Have you seen a madman laughing? His laughter is totally different from your laughter. Your laughter is reasoned out, there is a reason for it. Somebody has told a joke, somebody has fallen on the street, slipped on a banana peel, and you laugh. There is a reason, something ridiculous has happened. Why do you laugh when a man falls in the street, slipping on a banana peel? Why? What is humorous in it? There is something: the ego is the most ridiculous thing in man, and when a man falls on a banana peel, then even the banana peel is stronger than you. The whole absurdity of the ego is proved, that man is nothing — even a banana peel can throw you off balance.
The whole civilization of man is ego-centered. Whole cultures, nations, all dreams of greatness have come to man because he is the only animal who stands erect on two feet — that’s why man goes on thinking that he is not an animal, he is different, he is unique, he doesn’t belong to the animal world. But when you slip on a banana peel suddenly the erect posture is gone. Suddenly you fall into the animal world, you are a helpless animal, nothing else. That’s why it is ridiculous, seeing a man fall.

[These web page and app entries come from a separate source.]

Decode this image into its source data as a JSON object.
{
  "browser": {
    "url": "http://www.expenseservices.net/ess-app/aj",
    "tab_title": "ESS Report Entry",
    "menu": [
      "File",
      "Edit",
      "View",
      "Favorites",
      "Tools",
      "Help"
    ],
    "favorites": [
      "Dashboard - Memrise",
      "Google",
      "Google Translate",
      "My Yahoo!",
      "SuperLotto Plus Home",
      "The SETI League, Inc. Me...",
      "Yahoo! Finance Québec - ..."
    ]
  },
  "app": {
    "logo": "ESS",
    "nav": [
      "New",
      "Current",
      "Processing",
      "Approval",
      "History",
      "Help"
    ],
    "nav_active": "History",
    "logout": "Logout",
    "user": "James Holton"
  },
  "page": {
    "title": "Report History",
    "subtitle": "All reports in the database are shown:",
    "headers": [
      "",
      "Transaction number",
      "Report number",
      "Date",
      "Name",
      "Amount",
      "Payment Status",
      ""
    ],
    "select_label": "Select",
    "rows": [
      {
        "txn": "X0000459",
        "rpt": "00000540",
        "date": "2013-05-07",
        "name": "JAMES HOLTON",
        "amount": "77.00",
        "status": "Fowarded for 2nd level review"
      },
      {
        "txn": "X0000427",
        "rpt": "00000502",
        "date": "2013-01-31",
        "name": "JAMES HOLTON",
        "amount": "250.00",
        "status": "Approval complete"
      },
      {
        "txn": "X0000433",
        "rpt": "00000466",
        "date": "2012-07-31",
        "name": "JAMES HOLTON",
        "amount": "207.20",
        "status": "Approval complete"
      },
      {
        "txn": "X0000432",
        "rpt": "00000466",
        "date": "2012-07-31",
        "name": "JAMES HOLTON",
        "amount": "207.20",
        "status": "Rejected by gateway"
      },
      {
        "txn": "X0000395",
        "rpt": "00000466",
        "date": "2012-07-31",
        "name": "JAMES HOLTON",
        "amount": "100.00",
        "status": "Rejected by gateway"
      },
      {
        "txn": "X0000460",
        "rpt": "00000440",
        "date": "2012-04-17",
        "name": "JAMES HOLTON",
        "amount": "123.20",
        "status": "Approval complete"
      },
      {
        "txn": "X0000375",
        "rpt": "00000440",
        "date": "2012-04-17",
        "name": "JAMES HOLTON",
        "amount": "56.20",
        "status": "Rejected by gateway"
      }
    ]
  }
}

And think — if a beggar falls on a banana peel, you will not laugh so much; but if a prime minister falls, you will laugh more. Why? — because a beggar is a beggar; he was already a part of the animal world, nothing much. But this prime minister, the president, the king, the queen — you could never believe that the queen of England could fall just like other human beings. Impossible! They have created a false impression around them that they are infallible. And just a banana peel cracks the whole thing. You are exposed, that you are just a helpless human being. And not only a helpless human being, just an animal — on all fours, not on two legs.
It is ridiculous. You laugh, but there is a reason. Watch a madman laughing — there is no reason in it. That’s why you call him mad. You ask him, “Why are you laughing?” If he can answer the why, then he is not mad. If he cannot answer the why, you say he has gone out of his reason.
When a koan is understood for the first time… not solved, because a koan cannot be solved, a koan is unsolvable, it cannot be solved. There is no way to solve it, it is an impossibility, it is an impasse for the mind — you cannot move any more. Suddenly you are stuck, and the master goes on saying, “Work hard! You are not working hard enough.” And the more you work hard, the more you are stuck, moving nowhere: you cannot go back, you cannot go ahead — stuck. And the master goes on hammering you, “Fast, fast, harder. Work hard!” A moment comes when you are not holding any part of your being, your whole being is involved, and still you are stuck.
Suddenly, when the whole energy is involved, you become aware. And this happens only when you are totally involved, when you have put in everything that you can. Only at that peak, at that climax of energy, do you become aware that this problem is absurd — it cannot be solved. A laughter spreads all over your being, it is a mad laughter. And with that laughter everything changes, is transformed…
This is an excerpt from the transcript of a public discourse by Osho in Buddha Hall, Shree Rajneesh Ashram, Pune.
Discourse name: No Water, No Moon
Chapter title: The Dead Man’s Answer
14 August 1974 am in Buddha Hall
Osho has spoken on many Western Mystics like Jesus, Gurdjieff, Magdalen, Rumi, Socrates, Theresa, Zarathustra, St. Francis, Dionysius, Tertullian, Boehme, Eckhart, Baal Shem and many more in His discourses. Some of these can be referred to in the following books/discourses:
- Sermons in Stones
- Come Come Yet Again Come
- Come Follow To You
- Socrates Poisoned Again After 25 Centuries
- The New Dawn
- The Sword and The Lotus
- Beyond Psychology
- The Empty Boat
- I Celebrate Myself: God Is No Where, Life Is Now Here
- Zarathustra: A God That Can Dance
- The Perfect Master
- Sufis: The People of the Path
- The Diamond Sutra